Did you know that Yorkshire hosts the largest group of prehistoric earthworks in Britain  ~ and that their setting is rapidly being destroyed by open-cast mining?

Stretching from the standing stones at Boroughbridge in the south to the cursus already destroyed at Scorton in the north are the remains of dozens of monuments constituting a landscape that was sacred to our prehistoric ancestors. Considered together, these monuments are an archaeological record equal in importance to the World Heritage Sites of Stonehenge, Avebury and Orkney ~ yet they remain virtually unknown to the wider public. Could this be because they have the misfortune to be located on sand and gravel deposits that can be excavated cheaply by huge land dredgers?

The centrepiece of this impressive array is formed by three massive henges, each 240 metres in diameter, uniquely laid out in a straight line near the village of Thornborough and mirroring the celestial alignment of Orion’s Belt. They attest to an exceptional level of planning and a mobilisation of labour on a par with the construction of the pyramids. Much more data, including photographs and maps, can be accessed at the websites of the Friends and that of the University of Newcastle

Open-cast mining has already been allowed to destroy the landscape immediately to the west and north-west of these spectacular monuments, taking with it any buried archaeology including half a cursus and extensions of several pit alignments. In addition, by lowering the water table, it is endangering the preservation of any as yet undiscovered buried relics in the un-mined areas. Now Tarmac has submitted an application to mine Ladybridge Farm, the site of a Neolithic settlement, and has announced plans to quarry all the unscheduled land surrounding the three henges, leaving the monuments perched on “islands” in a huge water-filled pit!  Can you imagine the outcry if Stonehenge was subjected to such an indignity?

Although the henges themselves are scheduled, that does not afford complete protection because the Secretary of State could allow them to be destroyed if he felt that the mining company’s arguments were reasonable. Total archaeological excavation, properly recorded and with all significant finds housed in a museum, would be sufficient compensation for many professional archaeologists!
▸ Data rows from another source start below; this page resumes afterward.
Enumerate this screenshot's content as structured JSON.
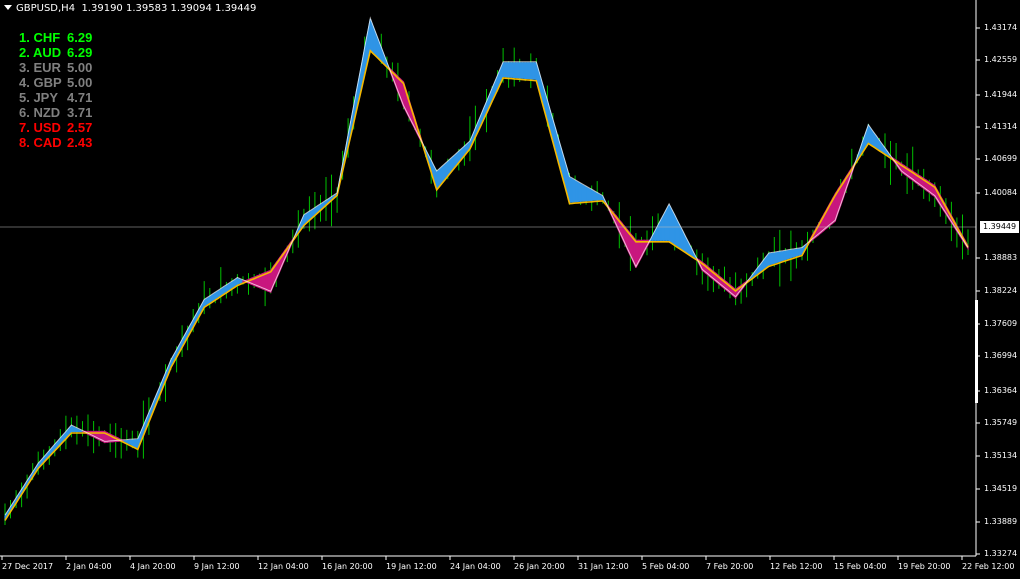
{
  "header": {
    "symbol_timeframe": "GBPUSD,H4",
    "ohlc": "1.39190 1.39583 1.39094 1.39449"
  },
  "strength_table": [
    {
      "rank": "1.",
      "currency": "CHF",
      "value": "6.29",
      "color": "#00ff00"
    },
    {
      "rank": "2.",
      "currency": "AUD",
      "value": "6.29",
      "color": "#00ff00"
    },
    {
      "rank": "3.",
      "currency": "EUR",
      "value": "5.00",
      "color": "#808080"
    },
    {
      "rank": "4.",
      "currency": "GBP",
      "value": "5.00",
      "color": "#808080"
    },
    {
      "rank": "5.",
      "currency": "JPY",
      "value": "4.71",
      "color": "#808080"
    },
    {
      "rank": "6.",
      "currency": "NZD",
      "value": "3.71",
      "color": "#808080"
    },
    {
      "rank": "7.",
      "currency": "USD",
      "value": "2.57",
      "color": "#ff0000"
    },
    {
      "rank": "8.",
      "currency": "CAD",
      "value": "2.43",
      "color": "#ff0000"
    }
  ],
  "price_axis": {
    "labels": [
      "1.43174",
      "1.42559",
      "1.41944",
      "1.41314",
      "1.40699",
      "1.40084",
      "1.38883",
      "1.38224",
      "1.37609",
      "1.36994",
      "1.36364",
      "1.35749",
      "1.35134",
      "1.34519",
      "1.33889",
      "1.33274"
    ],
    "current": "1.39449"
  },
  "time_axis": {
    "labels": [
      "27 Dec 2017",
      "2 Jan 04:00",
      "4 Jan 20:00",
      "9 Jan 12:00",
      "12 Jan 04:00",
      "16 Jan 20:00",
      "19 Jan 12:00",
      "24 Jan 04:00",
      "26 Jan 20:00",
      "31 Jan 12:00",
      "5 Feb 04:00",
      "7 Feb 20:00",
      "12 Feb 12:00",
      "15 Feb 04:00",
      "19 Feb 20:00",
      "22 Feb 12:00"
    ]
  },
  "colors": {
    "background": "#000000",
    "candles": "#00c000",
    "bull_band": "#2f94e6",
    "bear_band": "#c8177e",
    "fast_line_bull": "#ffffff",
    "slow_line": "#f5b800",
    "grid": "#ffffff"
  },
  "chart_data": {
    "type": "line",
    "title": "GBPUSD,H4",
    "ylim": [
      1.3327,
      1.4345
    ],
    "x": [
      "27 Dec 2017",
      "2 Jan 04:00",
      "4 Jan 20:00",
      "9 Jan 12:00",
      "12 Jan 04:00",
      "16 Jan 20:00",
      "19 Jan 12:00",
      "24 Jan 04:00",
      "26 Jan 20:00",
      "31 Jan 12:00",
      "5 Feb 04:00",
      "7 Feb 20:00",
      "12 Feb 12:00",
      "15 Feb 04:00",
      "19 Feb 20:00",
      "22 Feb 12:00"
    ],
    "series": [
      {
        "values": [
          1.34,
          1.3495,
          1.3565,
          1.3535,
          1.354,
          1.3685,
          1.3795,
          1.3835,
          1.381,
          1.395,
          1.399,
          1.431,
          1.415,
          1.403,
          1.4085,
          1.423,
          1.423,
          1.402,
          1.3985,
          1.3855,
          1.397,
          1.385,
          1.38,
          1.388,
          1.389,
          1.394,
          1.4115,
          1.403,
          1.3985,
          1.389
        ]
      },
      {
        "values": [
          1.3395,
          1.349,
          1.3555,
          1.3555,
          1.3525,
          1.3675,
          1.3785,
          1.3825,
          1.385,
          1.3935,
          1.399,
          1.4255,
          1.4195,
          1.4,
          1.4075,
          1.4205,
          1.42,
          1.3975,
          1.398,
          1.3905,
          1.3905,
          1.3865,
          1.3815,
          1.386,
          1.388,
          1.399,
          1.4085,
          1.4045,
          1.4005,
          1.3895
        ]
      }
    ],
    "last_price": 1.39449
  }
}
Yet archaeological techniques are improving all the time and it is vital to conserve all the evidence contained in the surviving landscape setting in the expectation that it will prove susceptible to interpretation at some time in the future. If this sacred landscape continues to be destroyed at the rate of 50 hectares a year, future generations will blame us.

English Heritage has funded trial excavations by Newcastle University which have uncovered further buried evidence, but archaeological arguments alone will not preserve the setting of these sacred monuments. The Friends of Thornborough Henges has been set up by a group of concerned local people dedicated to marshalling the power of public opinion to that purpose. If you care about your heritage, you should join us now ~ membership is free.

The only way to guarantee the preservation of the henges and their surviving landscape setting is to buy the land and associated mineral rights. The capital costs involved make that a long-term objective, but a great deal can and must be done in the interim.

We are prompting the media to publicise the imminent danger to these national treasures and want to employ experts to fight any new mining applications. At the local level, development of a heritage field trail, an exhibition centre, descriptive literature and an audio-visual presentation will start educating visitors in the significance of the discoveries to date.

A new after-use strategy, re-utilising gravel pits as nature reserves and leisure lakes, is being devised by an alliance of the county council, mining companies, English Nature and the Environment Agency in order to make further open-cast mining more acceptable to the majority of the electorate who do not live near these vast pits. The Friends want to counter it by producing a practical land-use strategy enabling the sacred area to be sensitively managed as a national treasure under the stewardship of trustees and for the benefit of local people and visitors.

These actions to secure the safety of the ancient landscape all require hard cash for which there are no obvious sources in this despoiled rural area. To make it possible for anyone, however poor, to join our group, we have decided to keep membership free and to rely upon donations for the necessary funds. If you are interested email us at or call our press officer Mike Sanders, The Friends of Thornborough Henges ()

Just as important, though, is voluntary help. In fact, we desperately need people with time to do project work on a wide variety of disparate subjects such as fundraising, relevant legislation, local history, cultural parallels, publicity, hydrology, ecology, aggregates mining, letter-writing to vested interests, etc, etc. So, if you want to use your spare time to help save the setting of the Thornborough Henges, please contact Mike Sanders on or at

Take action now to save England’s Neolithic cultural heritage!